# Task item
Copy the records below in full, keeping each word as it is but omitting the pictures.

# Material for this task
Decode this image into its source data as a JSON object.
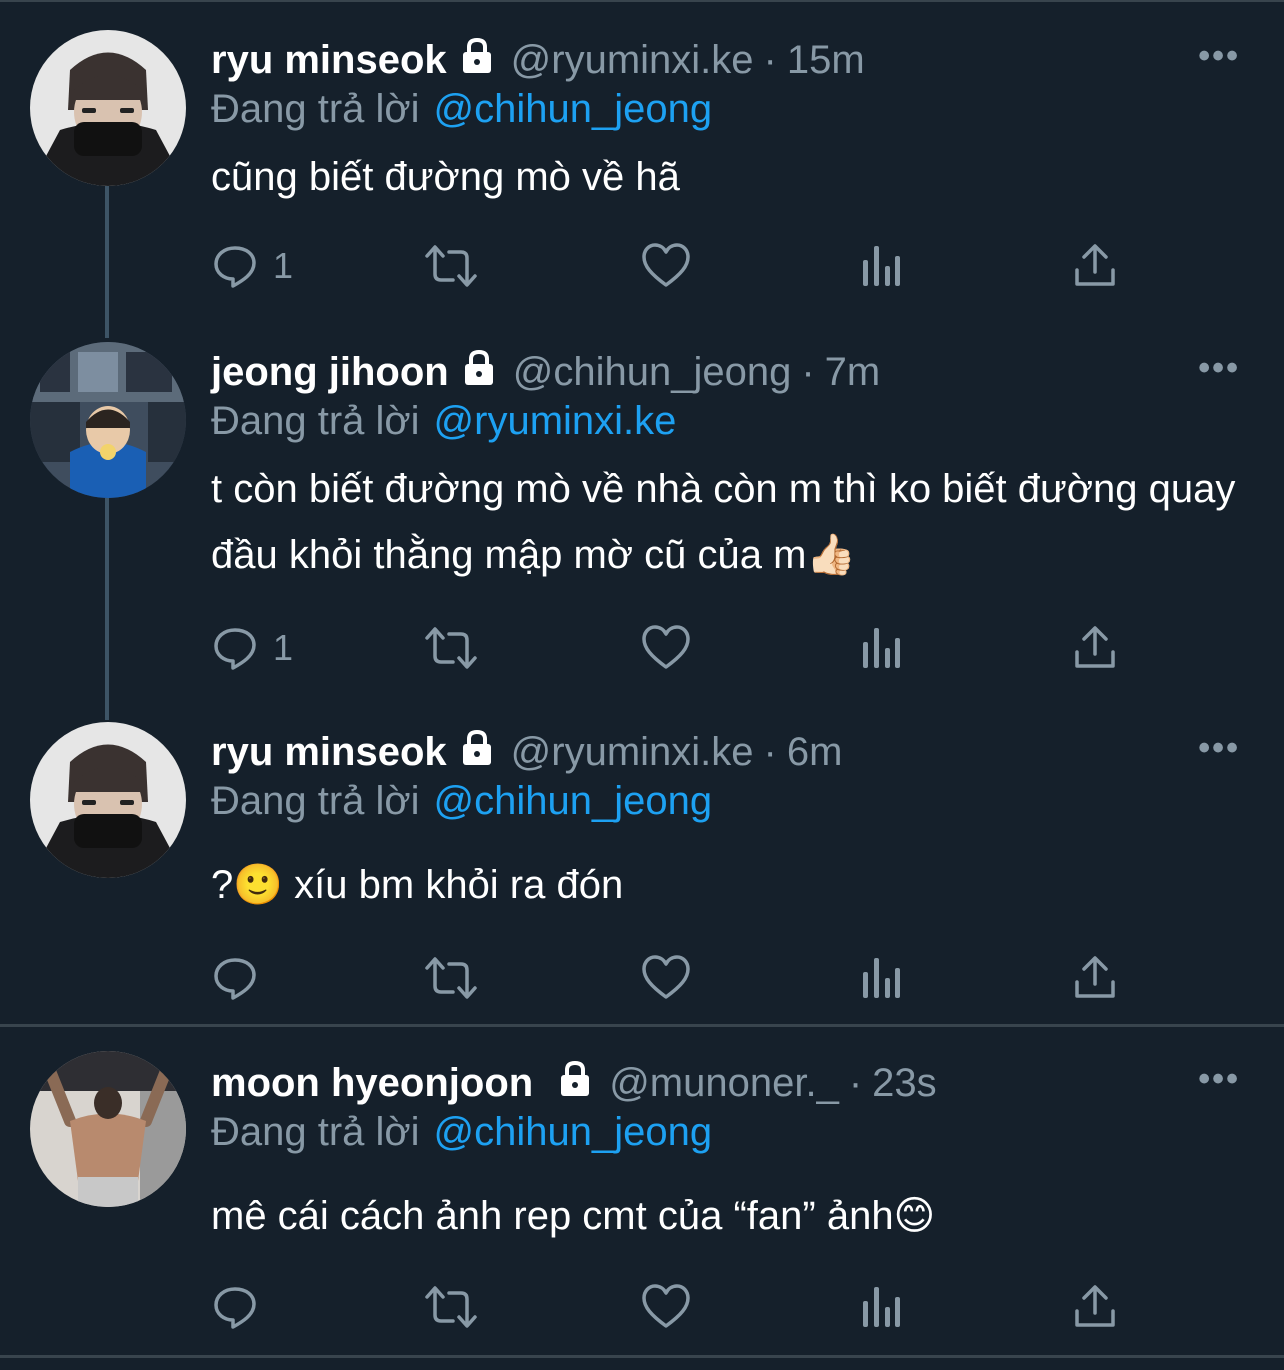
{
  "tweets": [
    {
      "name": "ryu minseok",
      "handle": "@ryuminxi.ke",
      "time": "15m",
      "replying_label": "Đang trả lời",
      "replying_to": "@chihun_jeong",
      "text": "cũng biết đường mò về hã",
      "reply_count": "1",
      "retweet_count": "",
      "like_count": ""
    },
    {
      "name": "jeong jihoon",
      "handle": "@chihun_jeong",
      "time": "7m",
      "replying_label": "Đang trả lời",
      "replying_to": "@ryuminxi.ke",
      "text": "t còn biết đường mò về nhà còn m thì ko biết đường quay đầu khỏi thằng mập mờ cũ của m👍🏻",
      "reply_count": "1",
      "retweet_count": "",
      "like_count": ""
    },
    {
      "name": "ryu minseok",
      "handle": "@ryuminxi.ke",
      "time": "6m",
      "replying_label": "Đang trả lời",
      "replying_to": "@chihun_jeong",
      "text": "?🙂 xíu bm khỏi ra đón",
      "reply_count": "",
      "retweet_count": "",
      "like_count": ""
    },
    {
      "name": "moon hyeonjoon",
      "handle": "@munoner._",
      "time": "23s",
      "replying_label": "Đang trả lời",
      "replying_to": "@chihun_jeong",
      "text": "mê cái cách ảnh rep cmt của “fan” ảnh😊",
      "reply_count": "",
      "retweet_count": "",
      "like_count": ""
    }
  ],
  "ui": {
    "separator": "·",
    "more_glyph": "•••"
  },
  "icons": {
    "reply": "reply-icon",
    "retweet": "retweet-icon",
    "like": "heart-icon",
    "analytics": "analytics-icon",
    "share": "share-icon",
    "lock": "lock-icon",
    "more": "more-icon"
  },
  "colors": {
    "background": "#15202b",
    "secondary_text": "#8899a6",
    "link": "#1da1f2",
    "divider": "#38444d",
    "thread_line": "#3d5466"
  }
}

# Task output
Decode this image into its source data as a JSON object.
{
  "tweets": [
    {
      "name": "ryu minseok",
      "handle": "@ryuminxi.ke",
      "time": "15m",
      "replying_label": "Đang trả lời",
      "replying_to": "@chihun_jeong",
      "text": "cũng biết đường mò về hã",
      "reply_count": "1",
      "retweet_count": "",
      "like_count": ""
    },
    {
      "name": "jeong jihoon",
      "handle": "@chihun_jeong",
      "time": "7m",
      "replying_label": "Đang trả lời",
      "replying_to": "@ryuminxi.ke",
      "text": "t còn biết đường mò về nhà còn m thì ko biết đường quay đầu khỏi thằng mập mờ cũ của m👍🏻",
      "reply_count": "1",
      "retweet_count": "",
      "like_count": ""
    },
    {
      "name": "ryu minseok",
      "handle": "@ryuminxi.ke",
      "time": "6m",
      "replying_label": "Đang trả lời",
      "replying_to": "@chihun_jeong",
      "text": "?🙂 xíu bm khỏi ra đón",
      "reply_count": "",
      "retweet_count": "",
      "like_count": ""
    },
    {
      "name": "moon hyeonjoon",
      "handle": "@munoner._",
      "time": "23s",
      "replying_label": "Đang trả lời",
      "replying_to": "@chihun_jeong",
      "text": "mê cái cách ảnh rep cmt của “fan” ảnh😊",
      "reply_count": "",
      "retweet_count": "",
      "like_count": ""
    }
  ],
  "ui": {
    "separator": "·",
    "more_glyph": "•••"
  },
  "icons": {
    "reply": "reply-icon",
    "retweet": "retweet-icon",
    "like": "heart-icon",
    "analytics": "analytics-icon",
    "share": "share-icon",
    "lock": "lock-icon",
    "more": "more-icon"
  },
  "colors": {
    "background": "#15202b",
    "secondary_text": "#8899a6",
    "link": "#1da1f2",
    "divider": "#38444d",
    "thread_line": "#3d5466"
  }
}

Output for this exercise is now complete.